CK and the Rising Tide – Friends

The debut single from C.K. and the Rising Tide, “Friends”, comes from an uniquely magical configuration of musicians. Brother C.K. and Wayne Flach have played together before in an earlier band named The Kindness and C.K. released his first solo recording Empty Mansions following the band’s disbandment. The well-received album promised to be the first of many for C.K. Flach and he definitely demonstrated the needed songwriting skills to sustain that sort of career but, instead, Flach set up a drum kit and began jamming Empty Mansions’ material with bass player Chris Brant and violinist/keyboardist Danny Boudreau in 2017. The trio soon invited C.K.’s brother Wayne to join them on guitar and the band began working on new material and reworking existing material from the brothers’ past. “Friends” is a fantastic single for introducing the band’s sound to audiences and they promise to bring the alt-country and indie scene a fresh new voice in 2018. Continue reading “CK and the Rising Tide – Friends”

Randy Lyght – Bumped Into Love

Randy Lyght’s “Bumped into Love” is a fantastic single from his fourth solo studio release, Another Side of Me, and marks another high point in the career of this fantastic vocalist and song interpreter. Lyght plays to what we know as familiar, but he has the talent and good sense to choose outstanding collaborators in such a way that there’s a signature luster emanating from the tune that others will never duplicate. Everything here is in place. It has a light soul and jazz edge, just the right amount of urgency, and a well tailored length that never overstays its welcome with listeners. It’s easy to figure out why this cut occupies such a high level when you take into account the voluminous experience Lyght brings to bear in making this tune and others work for listeners, but you can enjoy this song as a standalone entertainment experience that nourishes the heart and imagination alike.   Continue reading “Randy Lyght – Bumped Into Love”

Vessbroz – “Nothing” (feat. Kyle Davis)

The first single from the new Vessbroz album featuring Kyle Davis’ singing and lyric contributions, “Nothing”, has all the catchiness you’d hope for, but there’s an additional layer of substance coming from Davis’ songwriting skills.

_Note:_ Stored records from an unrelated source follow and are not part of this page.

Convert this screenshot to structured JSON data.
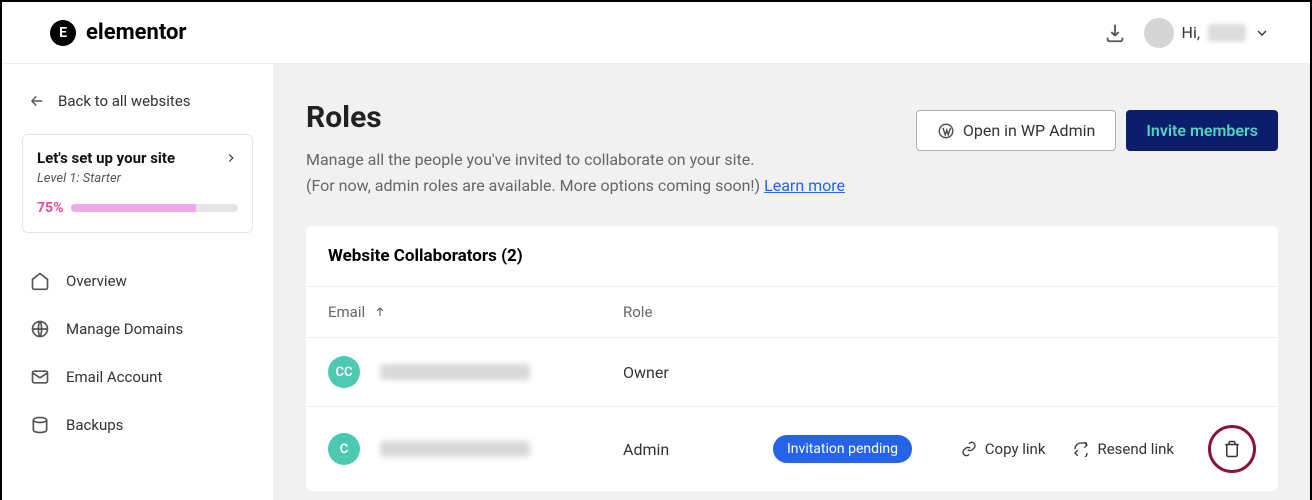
{
  "brand": "elementor",
  "topbar": {
    "greeting": "Hi,"
  },
  "sidebar": {
    "back_label": "Back to all websites",
    "setup": {
      "title": "Let's set up your site",
      "level": "Level 1: Starter",
      "percent": "75%"
    },
    "nav": {
      "overview": "Overview",
      "domains": "Manage Domains",
      "email": "Email Account",
      "backups": "Backups"
    }
  },
  "page": {
    "title": "Roles",
    "desc1": "Manage all the people you've invited to collaborate on your site.",
    "desc2": "(For now, admin roles are available. More options coming soon!) ",
    "learn_more": "Learn more",
    "open_wp": "Open in WP Admin",
    "invite": "Invite members"
  },
  "collab": {
    "heading": "Website Collaborators (2)",
    "cols": {
      "email": "Email",
      "role": "Role"
    },
    "rows": [
      {
        "initials": "CC",
        "role": "Owner"
      },
      {
        "initials": "C",
        "role": "Admin",
        "badge": "Invitation pending"
      }
    ],
    "actions": {
      "copy": "Copy link",
      "resend": "Resend link"
    }
  }
}
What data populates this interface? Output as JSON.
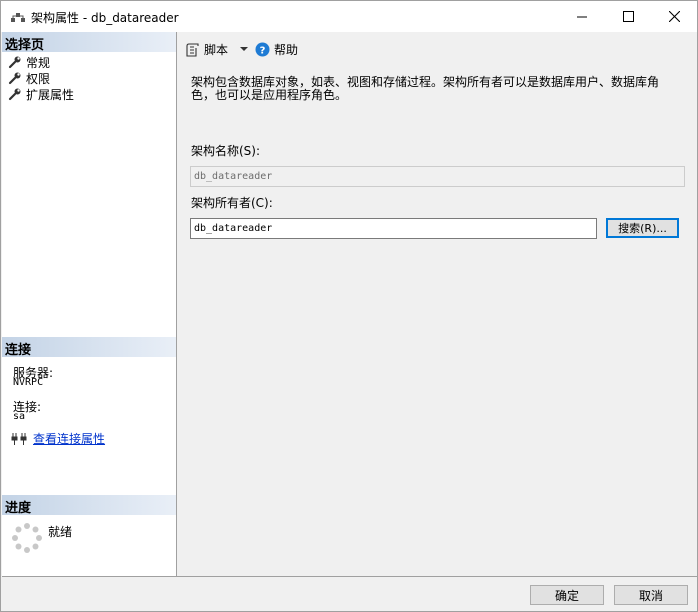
{
  "window": {
    "title": "架构属性 - db_datareader"
  },
  "left_panel": {
    "select_page_header": "选择页",
    "pages": [
      {
        "label": "常规",
        "icon": "wrench-icon"
      },
      {
        "label": "权限",
        "icon": "wrench-icon"
      },
      {
        "label": "扩展属性",
        "icon": "wrench-icon"
      }
    ],
    "connection_header": "连接",
    "server_label": "服务器:",
    "server_value": "NVRPC",
    "connection_label": "连接:",
    "connection_value": "sa",
    "view_connection_link": "查看连接属性",
    "progress_header": "进度",
    "progress_status": "就绪"
  },
  "toolbar": {
    "script_label": "脚本",
    "help_label": "帮助"
  },
  "main": {
    "description": "架构包含数据库对象，如表、视图和存储过程。架构所有者可以是数据库用户、数据库角色，也可以是应用程序角色。",
    "schema_name_label": "架构名称(S):",
    "schema_name_value": "db_datareader",
    "schema_owner_label": "架构所有者(C):",
    "schema_owner_value": "db_datareader",
    "search_button": "搜索(R)..."
  },
  "footer": {
    "ok_button": "确定",
    "cancel_button": "取消"
  },
  "colors": {
    "section_header_start": "#c3d3e6",
    "link": "#0033cc",
    "focus_border": "#0078d7"
  }
}
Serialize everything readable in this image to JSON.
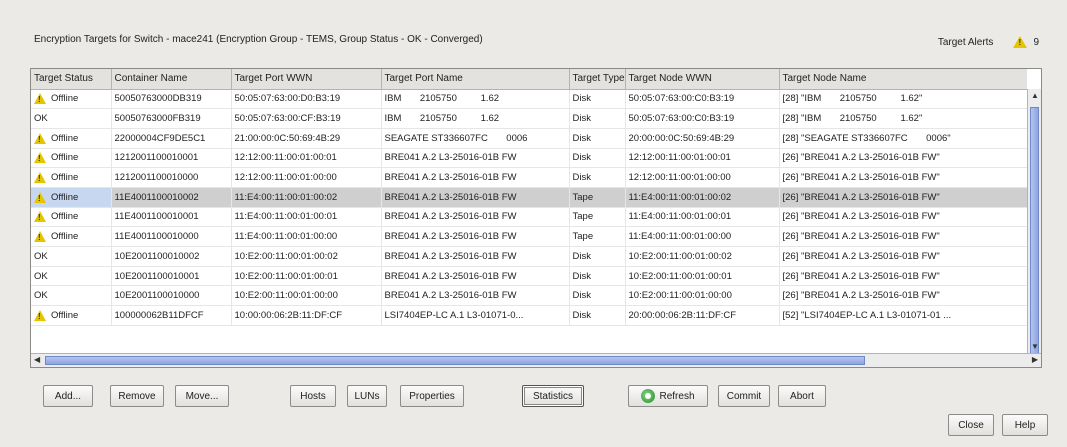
{
  "header": {
    "title": "Encryption Targets for Switch - mace241 (Encryption Group - TEMS, Group Status - OK - Converged)",
    "alerts_label": "Target Alerts",
    "alerts_count": "9"
  },
  "table": {
    "columns": [
      "Target Status",
      "Container Name",
      "Target Port WWN",
      "Target Port Name",
      "Target Type",
      "Target Node WWN",
      "Target Node Name"
    ],
    "rows": [
      {
        "warn": true,
        "status": "Offline",
        "container": "50050763000DB319",
        "port_wwn": "50:05:07:63:00:D0:B3:19",
        "port_name": "IBM       2105750         1.62",
        "type": "Disk",
        "node_wwn": "50:05:07:63:00:C0:B3:19",
        "node_name": "[28] \"IBM       2105750         1.62\""
      },
      {
        "warn": false,
        "status": "OK",
        "container": "50050763000FB319",
        "port_wwn": "50:05:07:63:00:CF:B3:19",
        "port_name": "IBM       2105750         1.62",
        "type": "Disk",
        "node_wwn": "50:05:07:63:00:C0:B3:19",
        "node_name": "[28] \"IBM       2105750         1.62\""
      },
      {
        "warn": true,
        "status": "Offline",
        "container": "22000004CF9DE5C1",
        "port_wwn": "21:00:00:0C:50:69:4B:29",
        "port_name": "SEAGATE ST336607FC       0006",
        "type": "Disk",
        "node_wwn": "20:00:00:0C:50:69:4B:29",
        "node_name": "[28] \"SEAGATE ST336607FC       0006\""
      },
      {
        "warn": true,
        "status": "Offline",
        "container": "1212001100010001",
        "port_wwn": "12:12:00:11:00:01:00:01",
        "port_name": "BRE041 A.2 L3-25016-01B FW",
        "type": "Disk",
        "node_wwn": "12:12:00:11:00:01:00:01",
        "node_name": "[26] \"BRE041 A.2 L3-25016-01B FW\""
      },
      {
        "warn": true,
        "status": "Offline",
        "container": "1212001100010000",
        "port_wwn": "12:12:00:11:00:01:00:00",
        "port_name": "BRE041 A.2 L3-25016-01B FW",
        "type": "Disk",
        "node_wwn": "12:12:00:11:00:01:00:00",
        "node_name": "[26] \"BRE041 A.2 L3-25016-01B FW\""
      },
      {
        "warn": true,
        "status": "Offline",
        "container": "11E4001100010002",
        "port_wwn": "11:E4:00:11:00:01:00:02",
        "port_name": "BRE041 A.2 L3-25016-01B FW",
        "type": "Tape",
        "node_wwn": "11:E4:00:11:00:01:00:02",
        "node_name": "[26] \"BRE041 A.2 L3-25016-01B FW\"",
        "selected": true
      },
      {
        "warn": true,
        "status": "Offline",
        "container": "11E4001100010001",
        "port_wwn": "11:E4:00:11:00:01:00:01",
        "port_name": "BRE041 A.2 L3-25016-01B FW",
        "type": "Tape",
        "node_wwn": "11:E4:00:11:00:01:00:01",
        "node_name": "[26] \"BRE041 A.2 L3-25016-01B FW\""
      },
      {
        "warn": true,
        "status": "Offline",
        "container": "11E4001100010000",
        "port_wwn": "11:E4:00:11:00:01:00:00",
        "port_name": "BRE041 A.2 L3-25016-01B FW",
        "type": "Tape",
        "node_wwn": "11:E4:00:11:00:01:00:00",
        "node_name": "[26] \"BRE041 A.2 L3-25016-01B FW\""
      },
      {
        "warn": false,
        "status": "OK",
        "container": "10E2001100010002",
        "port_wwn": "10:E2:00:11:00:01:00:02",
        "port_name": "BRE041 A.2 L3-25016-01B FW",
        "type": "Disk",
        "node_wwn": "10:E2:00:11:00:01:00:02",
        "node_name": "[26] \"BRE041 A.2 L3-25016-01B FW\""
      },
      {
        "warn": false,
        "status": "OK",
        "container": "10E2001100010001",
        "port_wwn": "10:E2:00:11:00:01:00:01",
        "port_name": "BRE041 A.2 L3-25016-01B FW",
        "type": "Disk",
        "node_wwn": "10:E2:00:11:00:01:00:01",
        "node_name": "[26] \"BRE041 A.2 L3-25016-01B FW\""
      },
      {
        "warn": false,
        "status": "OK",
        "container": "10E2001100010000",
        "port_wwn": "10:E2:00:11:00:01:00:00",
        "port_name": "BRE041 A.2 L3-25016-01B FW",
        "type": "Disk",
        "node_wwn": "10:E2:00:11:00:01:00:00",
        "node_name": "[26] \"BRE041 A.2 L3-25016-01B FW\""
      },
      {
        "warn": true,
        "status": "Offline",
        "container": "100000062B11DFCF",
        "port_wwn": "10:00:00:06:2B:11:DF:CF",
        "port_name": "LSI7404EP-LC A.1 L3-01071-0...",
        "type": "Disk",
        "node_wwn": "20:00:00:06:2B:11:DF:CF",
        "node_name": "[52] \"LSI7404EP-LC A.1 L3-01071-01 ..."
      }
    ]
  },
  "buttons": {
    "add": "Add...",
    "remove": "Remove",
    "move": "Move...",
    "hosts": "Hosts",
    "luns": "LUNs",
    "properties": "Properties",
    "statistics": "Statistics",
    "refresh": "Refresh",
    "commit": "Commit",
    "abort": "Abort",
    "close": "Close",
    "help": "Help"
  },
  "colors": {
    "warning": "#e5c400",
    "scroll_thumb": "#9db0e6",
    "selected_row": "#cfcfcf"
  }
}
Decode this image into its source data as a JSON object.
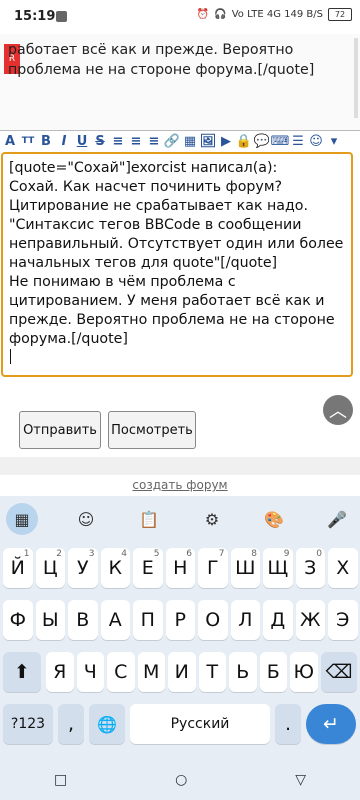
{
  "status": {
    "time": "15:19",
    "right_text": "Vo LTE 4G 149 B/S",
    "battery": "72"
  },
  "top_quote": {
    "text": "работает всё как и прежде. Вероятно проблема не на стороне форума.[/quote]"
  },
  "editor": {
    "text": "[quote=\"Сохай\"]exorcist написал(а):\nСохай. Как насчет починить форум? Цитирование не срабатывает как надо. \"Синтаксис тегов BBCode в сообщении неправильный. Отсутствует один или более начальных тегов для quote\"[/quote]\nНе понимаю в чём проблема с цитированием. У меня работает всё как и прежде. Вероятно проблема не на стороне форума.[/quote]"
  },
  "buttons": {
    "send": "Отправить",
    "preview": "Посмотреть"
  },
  "footer_link": "создать форум",
  "keyboard": {
    "row1": [
      {
        "k": "Й",
        "a": "1"
      },
      {
        "k": "Ц",
        "a": "2"
      },
      {
        "k": "У",
        "a": "3"
      },
      {
        "k": "К",
        "a": "4"
      },
      {
        "k": "Е",
        "a": "5"
      },
      {
        "k": "Н",
        "a": "6"
      },
      {
        "k": "Г",
        "a": "7"
      },
      {
        "k": "Ш",
        "a": "8"
      },
      {
        "k": "Щ",
        "a": "9"
      },
      {
        "k": "З",
        "a": "0"
      },
      {
        "k": "Х",
        "a": ""
      }
    ],
    "row2": [
      "Ф",
      "Ы",
      "В",
      "А",
      "П",
      "Р",
      "О",
      "Л",
      "Д",
      "Ж",
      "Э"
    ],
    "row3": [
      "Я",
      "Ч",
      "С",
      "М",
      "И",
      "Т",
      "Ь",
      "Б",
      "Ю"
    ],
    "sym": "?123",
    "comma": ",",
    "space": "Русский",
    "period": "."
  }
}
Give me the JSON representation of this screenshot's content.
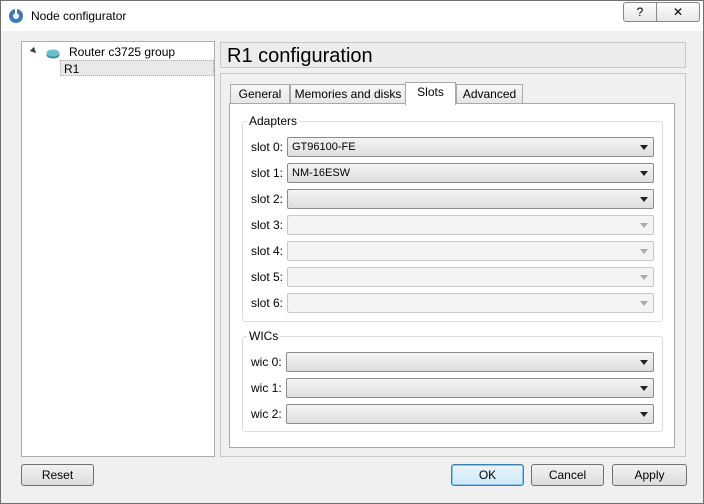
{
  "window": {
    "title": "Node configurator",
    "help_label": "?",
    "close_label": "✕",
    "app_icon": "gns3-app-icon"
  },
  "tree": {
    "group_label": "Router c3725 group",
    "group_icon": "router-icon",
    "child_label": "R1"
  },
  "header": {
    "title": "R1 configuration"
  },
  "tabs": [
    {
      "label": "General"
    },
    {
      "label": "Memories and disks"
    },
    {
      "label": "Slots"
    },
    {
      "label": "Advanced"
    }
  ],
  "adapters": {
    "title": "Adapters",
    "slots": [
      {
        "label": "slot 0:",
        "value": "GT96100-FE",
        "enabled": true
      },
      {
        "label": "slot 1:",
        "value": "NM-16ESW",
        "enabled": true
      },
      {
        "label": "slot 2:",
        "value": "",
        "enabled": true
      },
      {
        "label": "slot 3:",
        "value": "",
        "enabled": false
      },
      {
        "label": "slot 4:",
        "value": "",
        "enabled": false
      },
      {
        "label": "slot 5:",
        "value": "",
        "enabled": false
      },
      {
        "label": "slot 6:",
        "value": "",
        "enabled": false
      }
    ]
  },
  "wics": {
    "title": "WICs",
    "slots": [
      {
        "label": "wic 0:",
        "value": ""
      },
      {
        "label": "wic 1:",
        "value": ""
      },
      {
        "label": "wic 2:",
        "value": ""
      }
    ]
  },
  "buttons": {
    "reset": "Reset",
    "ok": "OK",
    "cancel": "Cancel",
    "apply": "Apply"
  },
  "colors": {
    "default_button_border": "#3c7fb1",
    "window_bg": "#f0f0f0"
  }
}
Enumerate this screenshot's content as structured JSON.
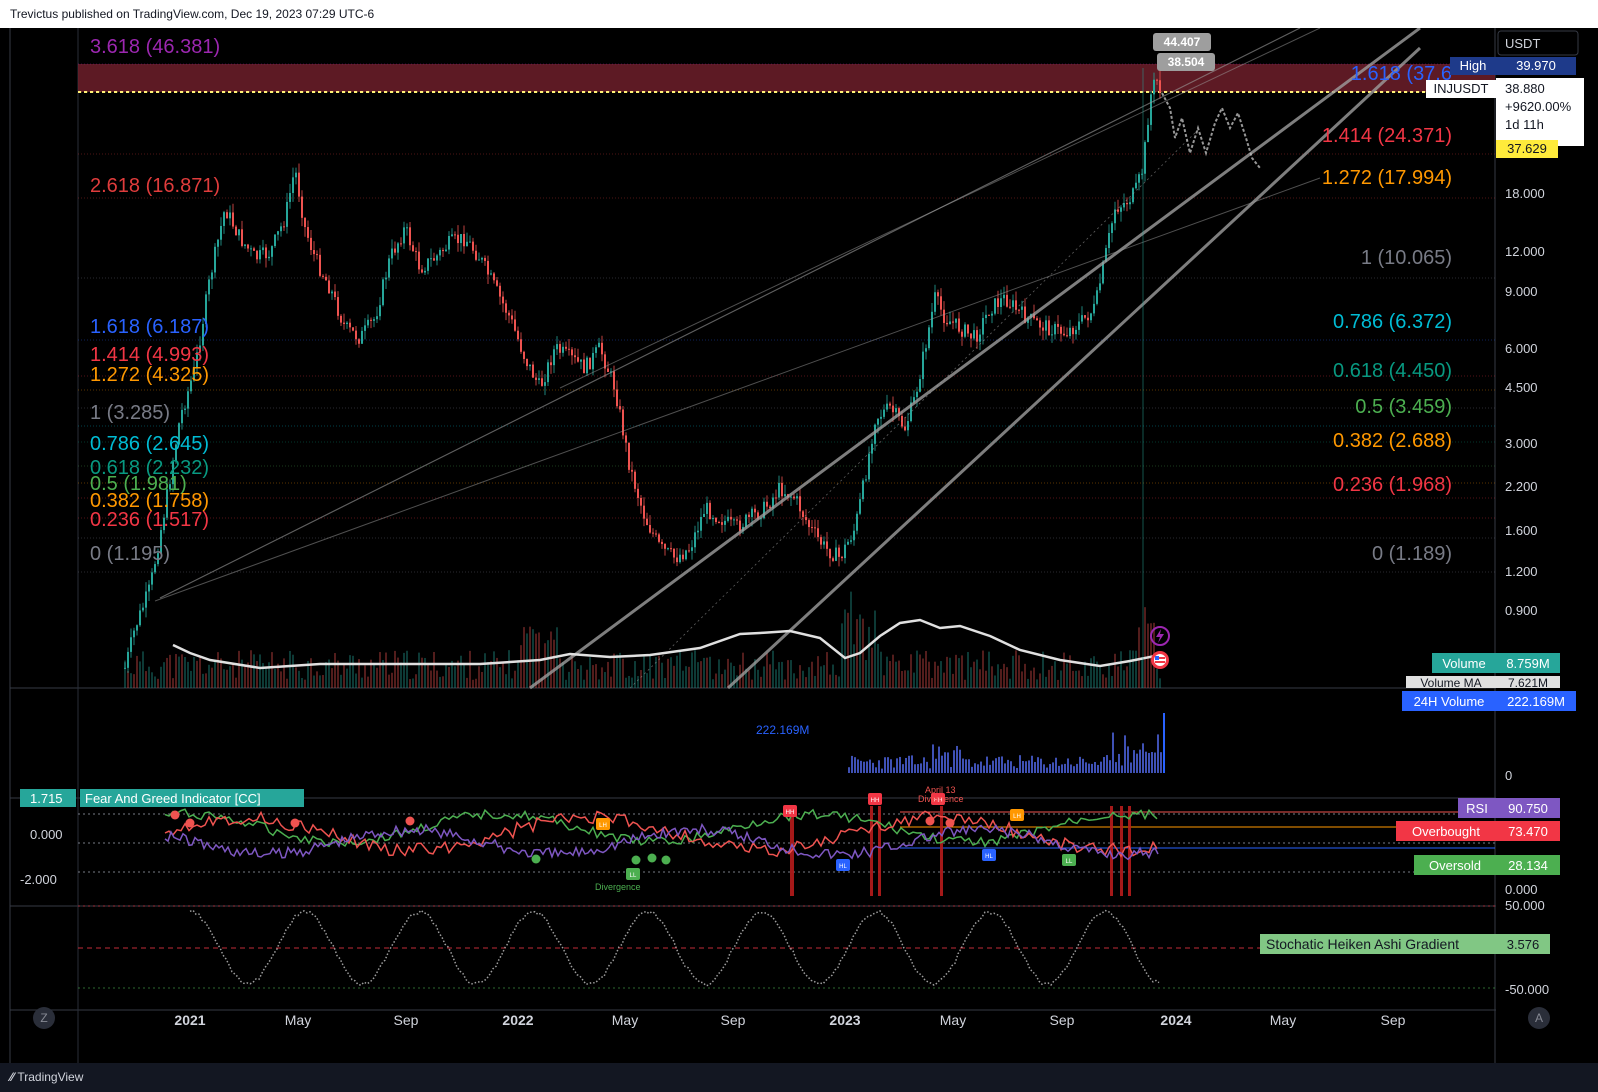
{
  "header": {
    "published_text": "Trevictus published on TradingView.com, Dec 19, 2023 07:29 UTC-6"
  },
  "footer": {
    "brand": "TradingView",
    "brand_icon": "tradingview-logo-icon",
    "z_button": "Z",
    "a_button": "A"
  },
  "price_axis": {
    "currency": "USDT",
    "ticks": [
      "18.000",
      "12.000",
      "9.000",
      "6.000",
      "4.500",
      "3.000",
      "2.200",
      "1.600",
      "1.200",
      "0.900"
    ]
  },
  "price_labels": {
    "high_label": "High",
    "high_value": "39.970",
    "symbol": "INJUSDT",
    "last_price": "38.880",
    "change": "+9620.00%",
    "countdown": "1d 11h",
    "marker_value": "37.629",
    "high_callout": "44.407",
    "close_callout": "38.504"
  },
  "fib_left": [
    {
      "text": "3.618 (46.381)",
      "color": "#9c27b0"
    },
    {
      "text": "2.618 (16.871)",
      "color": "#e03c3c"
    },
    {
      "text": "1.618 (6.187)",
      "color": "#2962ff"
    },
    {
      "text": "1.414 (4.993)",
      "color": "#f23645"
    },
    {
      "text": "1.272 (4.325)",
      "color": "#ff9800"
    },
    {
      "text": "1 (3.285)",
      "color": "#787b86"
    },
    {
      "text": "0.786 (2.645)",
      "color": "#00bcd4"
    },
    {
      "text": "0.618 (2.232)",
      "color": "#089981"
    },
    {
      "text": "0.5 (1.981)",
      "color": "#4caf50"
    },
    {
      "text": "0.382 (1.758)",
      "color": "#ff9800"
    },
    {
      "text": "0.236 (1.517)",
      "color": "#f23645"
    },
    {
      "text": "0 (1.195)",
      "color": "#787b86"
    }
  ],
  "fib_right": [
    {
      "text": "1.618 (37.6",
      "color": "#2962ff"
    },
    {
      "text": "1.414 (24.371)",
      "color": "#f23645"
    },
    {
      "text": "1.272 (17.994)",
      "color": "#ff9800"
    },
    {
      "text": "1 (10.065)",
      "color": "#787b86"
    },
    {
      "text": "0.786 (6.372)",
      "color": "#00bcd4"
    },
    {
      "text": "0.618 (4.450)",
      "color": "#089981"
    },
    {
      "text": "0.5 (3.459)",
      "color": "#4caf50"
    },
    {
      "text": "0.382 (2.688)",
      "color": "#ff9800"
    },
    {
      "text": "0.236 (1.968)",
      "color": "#f23645"
    },
    {
      "text": "0 (1.189)",
      "color": "#787b86"
    }
  ],
  "volume": {
    "label": "Volume",
    "value": "8.759M",
    "ma_label": "Volume MA",
    "ma_value": "7.621M"
  },
  "volume24": {
    "label": "24H Volume",
    "value": "222.169M",
    "chart_label": "222.169M",
    "axis_zero": "0"
  },
  "fear_greed": {
    "title": "Fear And Greed Indicator [CC]",
    "value": "1.715",
    "axis": [
      "0.000",
      "-2.000"
    ],
    "rsi_label": "RSI",
    "rsi_value": "90.750",
    "overbought_label": "Overbought",
    "overbought_value": "73.470",
    "oversold_label": "Oversold",
    "oversold_value": "28.134",
    "rsi_axis_zero": "0.000",
    "annotations": [
      "Divergence",
      "April 13",
      "Divergence"
    ],
    "markers": [
      "LH",
      "HH",
      "HH",
      "HH",
      "LH",
      "HL",
      "LL",
      "HL",
      "LL"
    ]
  },
  "stoch": {
    "title": "Stochatic Heiken Ashi Gradient",
    "value": "3.576",
    "axis_top": "50.000",
    "axis_bottom": "-50.000"
  },
  "time_axis": [
    "2021",
    "May",
    "Sep",
    "2022",
    "May",
    "Sep",
    "2023",
    "May",
    "Sep",
    "2024",
    "May",
    "Sep"
  ],
  "colors": {
    "bull": "#26a69a",
    "bear": "#ef5350",
    "volume_bar": "#3f51b5",
    "rsi": "#7e57c2",
    "accent_label": "#2962ff"
  },
  "icons": [
    "lightning-icon",
    "us-flag-icon"
  ]
}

Davis doesn’t settle for just writing a grab bag of phrases but, instead, constructs a natural sounding lyric that his vocals handle with more than a little aplomb and that have something genuine and powerful to say. The personal aspect to his songwriting is quite clear, but nonetheless relatable. The flourish informing his writing is never overwrought and doesn’t steal the spotlight away in any respect from the Vessbroz efforts. The blending of their respective skill sets results in one of 2018’s more formidable releases and one can only hope this collaboration will continue. “Nothing” is more than just a promising taste of an album to come; it’s an important standalone musical work. Continue reading “Vessbroz – “Nothing” (feat. Kyle Davis)”